The characteristics and aesthetics of Japanese cyberpunk cinema aren’t entirely foreign to the West, as seen in its visual and thematic similarities to David Lynch’s Eraserhead (1977) and David Cronenberg’s Videodrome (1983). Even Cronenberg’s most recent film, Crimes of the Future (2022), explores a world that has surpassed human illness, making way for rapid and extreme evolution. However, the overly-polished aesthetics of Blade Runner 2049 (2017), Altered Carbon (2018-2020), and other similar modern cyberpunk works lack the roughs-around-the-edges that make Japanese cyberpunk cinema so affecting.
The cyberpunk movement marked a brief but significant spell in the history of Japanese cinema, one that saw the continued rise of independent filmmakers who dragged the country’s film industry through the abyss. The movement is bookended by Gakuryû Ishii, kickstarted by the proto-cyberpunk aesthetics of Crazy Thunder Road and concluded with his impromptu ode to punk cinema, Electric Dragon 80,000 V (2001). Evoking the electrifying punk aesthetics of his early projects, the film more represents a return to the director’s earlier style of filmmaking than an evolution of the cyberpunk genre overall.

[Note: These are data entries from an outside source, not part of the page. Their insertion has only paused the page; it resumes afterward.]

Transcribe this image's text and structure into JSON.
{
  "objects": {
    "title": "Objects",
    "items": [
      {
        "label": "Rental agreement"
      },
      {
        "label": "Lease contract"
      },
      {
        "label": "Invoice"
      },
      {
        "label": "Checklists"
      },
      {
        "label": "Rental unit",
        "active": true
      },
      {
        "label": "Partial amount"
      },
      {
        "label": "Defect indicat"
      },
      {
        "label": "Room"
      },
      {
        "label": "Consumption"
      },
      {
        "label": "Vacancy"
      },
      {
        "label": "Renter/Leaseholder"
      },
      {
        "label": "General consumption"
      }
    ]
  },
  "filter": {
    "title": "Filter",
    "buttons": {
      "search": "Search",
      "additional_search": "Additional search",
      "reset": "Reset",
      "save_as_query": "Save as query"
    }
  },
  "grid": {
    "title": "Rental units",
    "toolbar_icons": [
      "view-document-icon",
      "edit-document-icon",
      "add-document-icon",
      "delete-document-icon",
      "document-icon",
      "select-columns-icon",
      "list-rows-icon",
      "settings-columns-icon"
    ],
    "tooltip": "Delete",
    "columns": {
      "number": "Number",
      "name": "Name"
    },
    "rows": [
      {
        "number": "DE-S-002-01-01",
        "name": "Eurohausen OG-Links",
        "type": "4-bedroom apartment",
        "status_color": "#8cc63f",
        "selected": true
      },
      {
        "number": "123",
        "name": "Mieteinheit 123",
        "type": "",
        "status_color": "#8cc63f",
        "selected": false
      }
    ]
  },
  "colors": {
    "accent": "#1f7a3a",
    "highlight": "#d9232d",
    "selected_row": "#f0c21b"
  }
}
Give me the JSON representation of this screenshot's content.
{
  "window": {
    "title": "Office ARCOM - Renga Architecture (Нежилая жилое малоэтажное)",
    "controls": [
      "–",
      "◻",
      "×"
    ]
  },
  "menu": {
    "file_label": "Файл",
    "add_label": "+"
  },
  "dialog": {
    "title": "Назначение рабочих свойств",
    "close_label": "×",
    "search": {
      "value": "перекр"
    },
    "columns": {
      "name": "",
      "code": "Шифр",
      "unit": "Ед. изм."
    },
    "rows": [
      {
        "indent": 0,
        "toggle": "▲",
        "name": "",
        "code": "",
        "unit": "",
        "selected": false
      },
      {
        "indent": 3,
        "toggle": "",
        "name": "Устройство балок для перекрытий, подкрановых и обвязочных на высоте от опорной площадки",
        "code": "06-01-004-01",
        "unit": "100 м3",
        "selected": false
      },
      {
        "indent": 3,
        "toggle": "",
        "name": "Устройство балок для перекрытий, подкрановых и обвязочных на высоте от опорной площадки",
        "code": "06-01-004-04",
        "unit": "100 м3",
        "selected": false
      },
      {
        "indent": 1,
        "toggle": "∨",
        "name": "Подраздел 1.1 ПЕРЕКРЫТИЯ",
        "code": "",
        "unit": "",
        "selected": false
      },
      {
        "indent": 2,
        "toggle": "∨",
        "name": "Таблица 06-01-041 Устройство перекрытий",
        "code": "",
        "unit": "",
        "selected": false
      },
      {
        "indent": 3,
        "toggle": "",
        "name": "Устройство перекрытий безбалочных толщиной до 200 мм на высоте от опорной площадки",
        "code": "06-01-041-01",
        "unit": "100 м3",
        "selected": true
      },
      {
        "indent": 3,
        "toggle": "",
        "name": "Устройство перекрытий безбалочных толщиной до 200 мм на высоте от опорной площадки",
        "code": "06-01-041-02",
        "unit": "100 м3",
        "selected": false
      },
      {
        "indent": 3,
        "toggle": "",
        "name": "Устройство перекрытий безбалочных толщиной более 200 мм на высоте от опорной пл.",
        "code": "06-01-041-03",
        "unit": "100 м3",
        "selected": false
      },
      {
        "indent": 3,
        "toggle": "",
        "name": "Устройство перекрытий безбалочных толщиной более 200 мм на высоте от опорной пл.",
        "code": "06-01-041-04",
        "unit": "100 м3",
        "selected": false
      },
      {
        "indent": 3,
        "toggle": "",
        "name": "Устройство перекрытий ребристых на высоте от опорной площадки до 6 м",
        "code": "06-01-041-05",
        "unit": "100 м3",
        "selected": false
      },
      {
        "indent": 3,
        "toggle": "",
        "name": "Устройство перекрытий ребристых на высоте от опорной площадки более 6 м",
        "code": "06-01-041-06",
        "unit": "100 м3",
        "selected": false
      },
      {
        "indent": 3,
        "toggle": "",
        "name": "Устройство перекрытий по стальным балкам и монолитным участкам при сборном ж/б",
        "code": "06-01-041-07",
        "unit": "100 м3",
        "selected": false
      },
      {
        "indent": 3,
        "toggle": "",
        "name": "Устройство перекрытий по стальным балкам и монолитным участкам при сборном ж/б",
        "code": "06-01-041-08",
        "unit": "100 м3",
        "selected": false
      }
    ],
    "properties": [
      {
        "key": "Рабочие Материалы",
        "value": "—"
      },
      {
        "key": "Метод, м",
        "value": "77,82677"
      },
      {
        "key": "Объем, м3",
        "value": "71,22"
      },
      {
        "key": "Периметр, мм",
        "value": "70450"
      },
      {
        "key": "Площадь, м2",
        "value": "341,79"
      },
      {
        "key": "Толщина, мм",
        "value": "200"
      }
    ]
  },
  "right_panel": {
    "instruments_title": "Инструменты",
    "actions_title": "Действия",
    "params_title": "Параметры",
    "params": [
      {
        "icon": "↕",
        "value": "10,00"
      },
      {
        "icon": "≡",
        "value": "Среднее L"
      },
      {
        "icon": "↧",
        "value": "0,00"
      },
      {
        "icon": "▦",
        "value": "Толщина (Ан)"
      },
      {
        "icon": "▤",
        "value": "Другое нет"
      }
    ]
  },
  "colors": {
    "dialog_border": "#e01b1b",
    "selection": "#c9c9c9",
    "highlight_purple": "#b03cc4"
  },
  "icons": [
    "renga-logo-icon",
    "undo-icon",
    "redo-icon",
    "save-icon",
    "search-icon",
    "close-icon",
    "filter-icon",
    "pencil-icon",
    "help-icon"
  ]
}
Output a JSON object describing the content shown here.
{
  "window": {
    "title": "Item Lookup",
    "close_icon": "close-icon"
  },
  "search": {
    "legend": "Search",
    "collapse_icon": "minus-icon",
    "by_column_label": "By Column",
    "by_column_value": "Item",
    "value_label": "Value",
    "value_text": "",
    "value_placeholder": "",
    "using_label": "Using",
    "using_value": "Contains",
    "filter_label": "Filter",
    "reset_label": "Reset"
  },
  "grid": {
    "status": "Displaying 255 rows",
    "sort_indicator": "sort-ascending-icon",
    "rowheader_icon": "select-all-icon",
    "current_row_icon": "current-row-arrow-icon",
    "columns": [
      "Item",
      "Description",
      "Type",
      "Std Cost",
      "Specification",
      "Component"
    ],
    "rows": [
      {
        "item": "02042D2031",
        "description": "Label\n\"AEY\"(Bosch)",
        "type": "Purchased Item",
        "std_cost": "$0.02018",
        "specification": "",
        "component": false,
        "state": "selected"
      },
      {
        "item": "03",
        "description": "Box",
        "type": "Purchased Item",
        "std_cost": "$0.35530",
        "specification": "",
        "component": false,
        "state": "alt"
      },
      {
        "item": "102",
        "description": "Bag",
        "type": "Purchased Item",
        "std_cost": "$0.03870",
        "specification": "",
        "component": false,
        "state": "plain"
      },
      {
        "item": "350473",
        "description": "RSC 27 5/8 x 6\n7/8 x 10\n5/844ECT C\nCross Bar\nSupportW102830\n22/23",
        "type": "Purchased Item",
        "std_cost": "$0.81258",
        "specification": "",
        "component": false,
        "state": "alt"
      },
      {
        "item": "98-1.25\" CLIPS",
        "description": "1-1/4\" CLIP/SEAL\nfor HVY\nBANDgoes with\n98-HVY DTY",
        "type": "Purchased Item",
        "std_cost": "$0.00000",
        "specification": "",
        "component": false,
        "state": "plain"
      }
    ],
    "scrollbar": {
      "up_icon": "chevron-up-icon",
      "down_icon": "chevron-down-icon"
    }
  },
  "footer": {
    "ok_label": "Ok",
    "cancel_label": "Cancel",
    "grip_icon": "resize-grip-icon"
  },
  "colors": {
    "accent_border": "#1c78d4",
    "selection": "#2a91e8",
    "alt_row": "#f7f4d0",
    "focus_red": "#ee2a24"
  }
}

In both the East and the West, cyberpunk cinema will continue to evolve, particularly as we tumble further into a technology-driven world. However, as of today, Japan’s live-action cyberpunk films of the late 20th century still represent the endlessly fascinating subgenre in its purest form.